▶ [Dataset extract]:
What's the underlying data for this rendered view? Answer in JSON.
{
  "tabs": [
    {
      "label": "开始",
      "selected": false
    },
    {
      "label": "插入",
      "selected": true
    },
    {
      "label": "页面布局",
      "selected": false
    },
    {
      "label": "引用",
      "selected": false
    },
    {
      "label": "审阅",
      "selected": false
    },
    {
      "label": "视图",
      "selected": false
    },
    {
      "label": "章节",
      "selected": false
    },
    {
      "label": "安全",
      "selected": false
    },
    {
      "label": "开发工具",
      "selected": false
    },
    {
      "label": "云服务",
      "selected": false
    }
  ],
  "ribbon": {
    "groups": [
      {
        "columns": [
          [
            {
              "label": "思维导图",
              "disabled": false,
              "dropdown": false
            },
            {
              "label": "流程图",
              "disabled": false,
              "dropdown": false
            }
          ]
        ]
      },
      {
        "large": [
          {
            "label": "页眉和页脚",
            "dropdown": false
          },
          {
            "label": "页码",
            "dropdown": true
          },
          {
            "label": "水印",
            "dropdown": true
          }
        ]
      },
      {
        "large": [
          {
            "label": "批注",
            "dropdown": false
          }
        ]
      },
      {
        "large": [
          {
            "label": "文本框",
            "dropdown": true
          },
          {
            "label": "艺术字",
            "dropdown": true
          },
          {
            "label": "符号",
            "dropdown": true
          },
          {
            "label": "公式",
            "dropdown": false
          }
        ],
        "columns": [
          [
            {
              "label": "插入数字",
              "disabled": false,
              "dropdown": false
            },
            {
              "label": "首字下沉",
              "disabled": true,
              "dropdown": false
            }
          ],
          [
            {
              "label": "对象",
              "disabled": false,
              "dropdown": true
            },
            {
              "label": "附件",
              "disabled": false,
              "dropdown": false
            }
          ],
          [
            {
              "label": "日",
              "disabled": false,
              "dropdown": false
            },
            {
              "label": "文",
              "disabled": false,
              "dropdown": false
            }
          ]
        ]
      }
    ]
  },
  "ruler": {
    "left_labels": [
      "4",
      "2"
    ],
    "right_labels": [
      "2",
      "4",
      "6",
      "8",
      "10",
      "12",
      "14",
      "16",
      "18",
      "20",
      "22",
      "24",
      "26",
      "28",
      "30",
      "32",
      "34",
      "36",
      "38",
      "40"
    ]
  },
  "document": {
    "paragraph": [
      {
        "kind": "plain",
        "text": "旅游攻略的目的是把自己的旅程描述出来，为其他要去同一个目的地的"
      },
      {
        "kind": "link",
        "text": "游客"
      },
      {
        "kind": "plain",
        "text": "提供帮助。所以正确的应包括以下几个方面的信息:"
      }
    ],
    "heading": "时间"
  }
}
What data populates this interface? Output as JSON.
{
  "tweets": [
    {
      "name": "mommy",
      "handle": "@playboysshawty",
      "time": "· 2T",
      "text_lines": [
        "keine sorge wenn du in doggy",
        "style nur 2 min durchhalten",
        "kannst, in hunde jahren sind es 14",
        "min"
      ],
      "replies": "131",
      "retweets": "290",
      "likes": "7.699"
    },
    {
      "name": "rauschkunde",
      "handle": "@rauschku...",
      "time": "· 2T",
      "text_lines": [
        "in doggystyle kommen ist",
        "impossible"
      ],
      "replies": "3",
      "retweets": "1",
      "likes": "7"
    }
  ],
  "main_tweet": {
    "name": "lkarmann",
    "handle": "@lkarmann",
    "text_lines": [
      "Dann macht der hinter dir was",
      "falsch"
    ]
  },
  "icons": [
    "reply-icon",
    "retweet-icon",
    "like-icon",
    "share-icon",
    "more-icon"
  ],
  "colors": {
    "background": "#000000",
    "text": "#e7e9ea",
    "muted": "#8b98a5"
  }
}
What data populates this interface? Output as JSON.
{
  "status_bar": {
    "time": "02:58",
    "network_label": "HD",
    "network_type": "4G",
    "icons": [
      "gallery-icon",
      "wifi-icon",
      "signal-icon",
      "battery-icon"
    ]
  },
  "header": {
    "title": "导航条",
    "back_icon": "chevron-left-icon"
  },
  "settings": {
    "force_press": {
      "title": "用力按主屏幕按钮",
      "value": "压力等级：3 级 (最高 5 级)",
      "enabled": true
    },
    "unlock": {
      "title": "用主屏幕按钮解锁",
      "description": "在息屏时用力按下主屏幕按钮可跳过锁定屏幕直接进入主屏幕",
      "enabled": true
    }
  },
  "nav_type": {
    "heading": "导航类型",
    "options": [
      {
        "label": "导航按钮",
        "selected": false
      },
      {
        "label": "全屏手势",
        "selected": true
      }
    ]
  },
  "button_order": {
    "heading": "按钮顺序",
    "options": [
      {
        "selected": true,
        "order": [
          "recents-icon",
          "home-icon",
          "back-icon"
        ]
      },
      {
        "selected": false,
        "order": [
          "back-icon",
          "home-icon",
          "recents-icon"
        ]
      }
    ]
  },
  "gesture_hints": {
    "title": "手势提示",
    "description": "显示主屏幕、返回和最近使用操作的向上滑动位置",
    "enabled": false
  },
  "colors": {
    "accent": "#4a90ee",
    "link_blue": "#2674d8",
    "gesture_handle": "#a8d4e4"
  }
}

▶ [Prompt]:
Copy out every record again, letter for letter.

▶ [Exercise solution]:
What's the underlying data for this rendered view? Answer in JSON.
{
  "tabs": [
    {
      "label": "开始",
      "selected": false
    },
    {
      "label": "插入",
      "selected": true
    },
    {
      "label": "页面布局",
      "selected": false
    },
    {
      "label": "引用",
      "selected": false
    },
    {
      "label": "审阅",
      "selected": false
    },
    {
      "label": "视图",
      "selected": false
    },
    {
      "label": "章节",
      "selected": false
    },
    {
      "label": "安全",
      "selected": false
    },
    {
      "label": "开发工具",
      "selected": false
    },
    {
      "label": "云服务",
      "selected": false
    }
  ],
  "ribbon": {
    "groups": [
      {
        "columns": [
          [
            {
              "label": "思维导图",
              "disabled": false,
              "dropdown": false
            },
            {
              "label": "流程图",
              "disabled": false,
              "dropdown": false
            }
          ]
        ]
      },
      {
        "large": [
          {
            "label": "页眉和页脚",
            "dropdown": false
          },
          {
            "label": "页码",
            "dropdown": true
          },
          {
            "label": "水印",
            "dropdown": true
          }
        ]
      },
      {
        "large": [
          {
            "label": "批注",
            "dropdown": false
          }
        ]
      },
      {
        "large": [
          {
            "label": "文本框",
            "dropdown": true
          },
          {
            "label": "艺术字",
            "dropdown": true
          },
          {
            "label": "符号",
            "dropdown": true
          },
          {
            "label": "公式",
            "dropdown": false
          }
        ],
        "columns": [
          [
            {
              "label": "插入数字",
              "disabled": false,
              "dropdown": false
            },
            {
              "label": "首字下沉",
              "disabled": true,
              "dropdown": false
            }
          ],
          [
            {
              "label": "对象",
              "disabled": false,
              "dropdown": true
            },
            {
              "label": "附件",
              "disabled": false,
              "dropdown": false
            }
          ],
          [
            {
              "label": "日",
              "disabled": false,
              "dropdown": false
            },
            {
              "label": "文",
              "disabled": false,
              "dropdown": false
            }
          ]
        ]
      }
    ]
  },
  "ruler": {
    "left_labels": [
      "4",
      "2"
    ],
    "right_labels": [
      "2",
      "4",
      "6",
      "8",
      "10",
      "12",
      "14",
      "16",
      "18",
      "20",
      "22",
      "24",
      "26",
      "28",
      "30",
      "32",
      "34",
      "36",
      "38",
      "40"
    ]
  },
  "document": {
    "paragraph": [
      {
        "kind": "plain",
        "text": "旅游攻略的目的是把自己的旅程描述出来，为其他要去同一个目的地的"
      },
      {
        "kind": "link",
        "text": "游客"
      },
      {
        "kind": "plain",
        "text": "提供帮助。所以正确的应包括以下几个方面的信息:"
      }
    ],
    "heading": "时间"
  }
}
What data populates this interface? Output as JSON.
{
  "tweets": [
    {
      "name": "mommy",
      "handle": "@playboysshawty",
      "time": "· 2T",
      "text_lines": [
        "keine sorge wenn du in doggy",
        "style nur 2 min durchhalten",
        "kannst, in hunde jahren sind es 14",
        "min"
      ],
      "replies": "131",
      "retweets": "290",
      "likes": "7.699"
    },
    {
      "name": "rauschkunde",
      "handle": "@rauschku...",
      "time": "· 2T",
      "text_lines": [
        "in doggystyle kommen ist",
        "impossible"
      ],
      "replies": "3",
      "retweets": "1",
      "likes": "7"
    }
  ],
  "main_tweet": {
    "name": "lkarmann",
    "handle": "@lkarmann",
    "text_lines": [
      "Dann macht der hinter dir was",
      "falsch"
    ]
  },
  "icons": [
    "reply-icon",
    "retweet-icon",
    "like-icon",
    "share-icon",
    "more-icon"
  ],
  "colors": {
    "background": "#000000",
    "text": "#e7e9ea",
    "muted": "#8b98a5"
  }
}
What data populates this interface? Output as JSON.
{
  "status_bar": {
    "time": "02:58",
    "network_label": "HD",
    "network_type": "4G",
    "icons": [
      "gallery-icon",
      "wifi-icon",
      "signal-icon",
      "battery-icon"
    ]
  },
  "header": {
    "title": "导航条",
    "back_icon": "chevron-left-icon"
  },
  "settings": {
    "force_press": {
      "title": "用力按主屏幕按钮",
      "value": "压力等级：3 级 (最高 5 级)",
      "enabled": true
    },
    "unlock": {
      "title": "用主屏幕按钮解锁",
      "description": "在息屏时用力按下主屏幕按钮可跳过锁定屏幕直接进入主屏幕",
      "enabled": true
    }
  },
  "nav_type": {
    "heading": "导航类型",
    "options": [
      {
        "label": "导航按钮",
        "selected": false
      },
      {
        "label": "全屏手势",
        "selected": true
      }
    ]
  },
  "button_order": {
    "heading": "按钮顺序",
    "options": [
      {
        "selected": true,
        "order": [
          "recents-icon",
          "home-icon",
          "back-icon"
        ]
      },
      {
        "selected": false,
        "order": [
          "back-icon",
          "home-icon",
          "recents-icon"
        ]
      }
    ]
  },
  "gesture_hints": {
    "title": "手势提示",
    "description": "显示主屏幕、返回和最近使用操作的向上滑动位置",
    "enabled": false
  },
  "colors": {
    "accent": "#4a90ee",
    "link_blue": "#2674d8",
    "gesture_handle": "#a8d4e4"
  }
}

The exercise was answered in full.